thesisposted on 08.01.2015, 12:53 by Masha Jankovic
Biological invasions are rapidly gaining importance due to the ever-increasing number of introduced species. Alongside the plenitude of empirical data on invasive species there exists an equally broad range of mathematical models that might be of use in understanding biological invasions. This thesis aims to address several issues related to modelling invasive species and provide insight into their dynamics. Part I (Chapter 2) documents a case study of the gypsy moth, Lymantria dispar, invasion in the US. We propose an alternative hypothesis to explain the patchiness of gypsy moth spread entailing the interplay between dispersal, predation or a viral infection and the Allee effect. Using a reaction-diffusion framework we test the two models (prey-predator and susceptible-infected) and predict qualitatively similar patterns as are observed in natural populations. As high density gypsy moth populations cause the most damage, estimating the spread rate would be of help in any suppression strategy. Correspondingly, using a diffusive SI model we are able to obtain estimates of the rate of spread comparable to historical data.
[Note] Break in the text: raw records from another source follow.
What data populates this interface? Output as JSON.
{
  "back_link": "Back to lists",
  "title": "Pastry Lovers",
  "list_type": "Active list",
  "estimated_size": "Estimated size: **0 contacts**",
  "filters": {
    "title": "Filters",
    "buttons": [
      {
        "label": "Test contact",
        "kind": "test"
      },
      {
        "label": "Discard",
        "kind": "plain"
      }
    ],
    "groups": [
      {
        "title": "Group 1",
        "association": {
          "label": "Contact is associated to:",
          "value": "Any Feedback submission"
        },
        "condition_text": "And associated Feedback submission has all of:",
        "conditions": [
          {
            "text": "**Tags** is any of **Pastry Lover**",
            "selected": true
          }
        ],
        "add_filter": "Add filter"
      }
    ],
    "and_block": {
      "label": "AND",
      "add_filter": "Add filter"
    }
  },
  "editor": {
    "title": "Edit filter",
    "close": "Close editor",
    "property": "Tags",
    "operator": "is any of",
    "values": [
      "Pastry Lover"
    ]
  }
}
Part II (Chapters 3, 4 and 5) is more methodological in nature, and in a single species context we examine the effect of an ubiquitous phenomenon influencing population dynamics time delay. In Chapter 3 we show that contrary to the general opinion, time delays are not always destabilising, using a delay differential equation with discrete time delay. The concept of distributed delay is introduced in Chapter 4 and studied through an integrodifferential model. Both Chapters 3 and 4 focus on temporal dynamics of populations, so we further this consideration to include spatial effects in Chapter 5. Using two different representations of movement, we show that the onset of spatiotemporal chaos in the wake of population fronts is possible in a single species model.